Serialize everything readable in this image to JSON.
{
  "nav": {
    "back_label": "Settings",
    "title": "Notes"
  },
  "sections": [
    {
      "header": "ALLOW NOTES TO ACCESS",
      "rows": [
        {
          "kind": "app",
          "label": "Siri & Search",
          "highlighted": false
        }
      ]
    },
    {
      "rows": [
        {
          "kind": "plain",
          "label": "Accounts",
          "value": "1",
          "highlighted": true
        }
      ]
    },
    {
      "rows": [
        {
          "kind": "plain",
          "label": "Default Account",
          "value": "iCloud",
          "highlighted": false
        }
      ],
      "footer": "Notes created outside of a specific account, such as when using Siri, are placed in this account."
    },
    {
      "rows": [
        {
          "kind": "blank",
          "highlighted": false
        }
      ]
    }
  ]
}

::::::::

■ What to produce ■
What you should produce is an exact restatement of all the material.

■ Result of the exercise ■
Serialize everything readable in this image to JSON.
{
  "nav": {
    "back_label": "Settings",
    "title": "Notes"
  },
  "sections": [
    {
      "header": "ALLOW NOTES TO ACCESS",
      "rows": [
        {
          "kind": "app",
          "label": "Siri & Search",
          "highlighted": false
        }
      ]
    },
    {
      "rows": [
        {
          "kind": "plain",
          "label": "Accounts",
          "value": "1",
          "highlighted": true
        }
      ]
    },
    {
      "rows": [
        {
          "kind": "plain",
          "label": "Default Account",
          "value": "iCloud",
          "highlighted": false
        }
      ],
      "footer": "Notes created outside of a specific account, such as when using Siri, are placed in this account."
    },
    {
      "rows": [
        {
          "kind": "blank",
          "highlighted": false
        }
      ]
    }
  ]
}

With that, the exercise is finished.